“In many instances this has led to overvaluation, which lowers the prospective future returns that investors can expect. We are in a period of low investment returns, focussed on capital preservation with high liquidity levels to exploit market volatility,” says Curtin. Liston Meintjes, head of investments at SASFIN WEALTH says: “In the first instance, I do not understand what is meant by ‘we’ as the US, as the world’s largest economy is set to grow at 2.5 percent this year and, if President Trump is successful in his aims, it could be higher; China, as the world’s second-largest economy (arguably far larger than the US in steel, cement) by official estimates is likely to grow at 6.5 percent; and India, currently only the eighth largest economy is growing at 7.3 percent”.
“Essentially what I am saying is that I can find no justification for a statement that ‘we’ have entered an era of low growth and low investment returns.

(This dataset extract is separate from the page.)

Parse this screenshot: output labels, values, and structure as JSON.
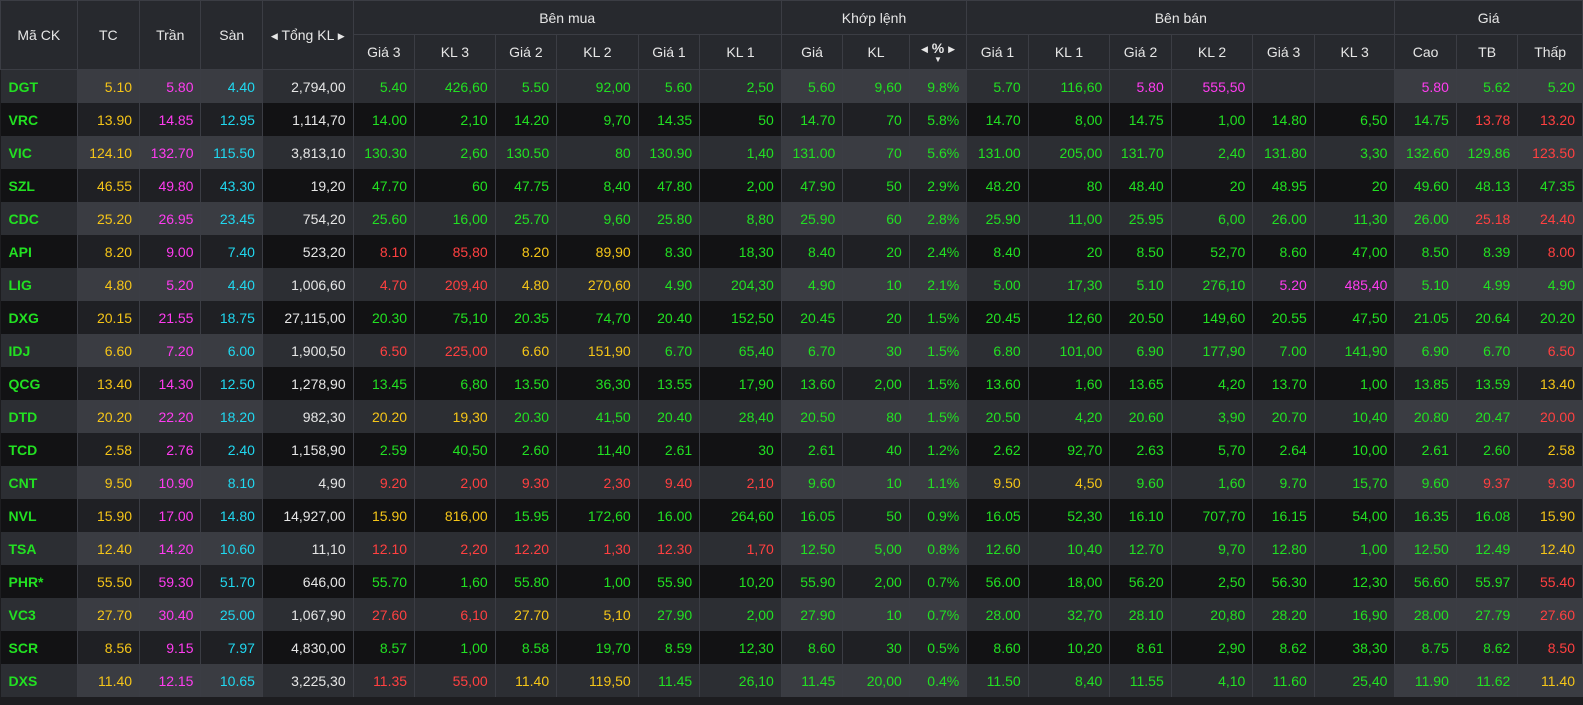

“What we have had is a totally unsustainable period of low interest rates, engendered by central banks and their policies in response to the GFC which was nearly ten years ago.
“It is doubtful that that period of ZIRP and NIRP will continue under President Trump, although officially he has no say in monetary policy and Janet Yellen’s term of office is until 2018.
“Already, inflation in the US is running at more than 2 percent, a level that the US Fed has persistently indicated as an item that would allow a shift in their policy.” David Crosoer, head of research and investments at PPS INVESTMENTS says it makes theoretical sense that growth in stock market earnings and economic growth should be linked; but clearly this does not mean there will necessarily be a direct relationship between economic growth and investment returns.
This is both because earnings growth is not the only driver of investment returns (the price investors are willing to pay for any future stream of expected earnings can often drive investment returns especially in the short-term) and also because the companies listed on the stock-market are not necessarily representative of the broader economy.
So my view is that studies that dispute this link probably don’t properly control for the noise that makes this relationship harder to discern - it’s hard to argue for instance that economic growth that broadly disappoints should be positive in aggregate for stock markets. Anet Ahern, chief executive officer at PSG ASSET MANAGEMENT believes that constructing a portfolio based on any economic forecast is fraught with failure.
“Where economic forecasts and expectations become very useful for bottom up investors, is when extreme or widely prevailing views (such as the one of low economic growth mentioned here) lead to investment behaviour which provides excellent opportunities.
“For instance, at present the gap between the valuations of so-called defensive companies versus companies more reliant on economic growth (cyclical companies), is as wide as it was at the height of the dot com bubble.
“This means that many companies of high quality, with good business models and excellent management track records, have become very cheap. In contrast, companies that provide more certainty of earnings have become very expensive.
“These cyclical companies are cheap despite the poor growth prospects, especially when viewed over the long term.
“For the thorough, patient bottom-up investor this is a time to be excited rather than concerned despite existing economic views, which may in isolation incite a much gloomier mood.” Pieter Hugo, MD of PRUDENTIAL UNIT TRUSTS says given that the JSE derives over 60 percent of company earnings from offshore, the link between SA equity returns and SA economic growth is not a clear one.
“Global economic growth is important, and in 2017 is expected to accelerate from low 2016 levels as the US and EU economies gather pace, while China remains stable.
“SA economic growth is also forecast to rise from very low levels – both of these trends should be generally favourable for company earnings.
“However, a great deal also depends on the direction of commodity prices and the rand, both very unpredictable factors,” says Hugo.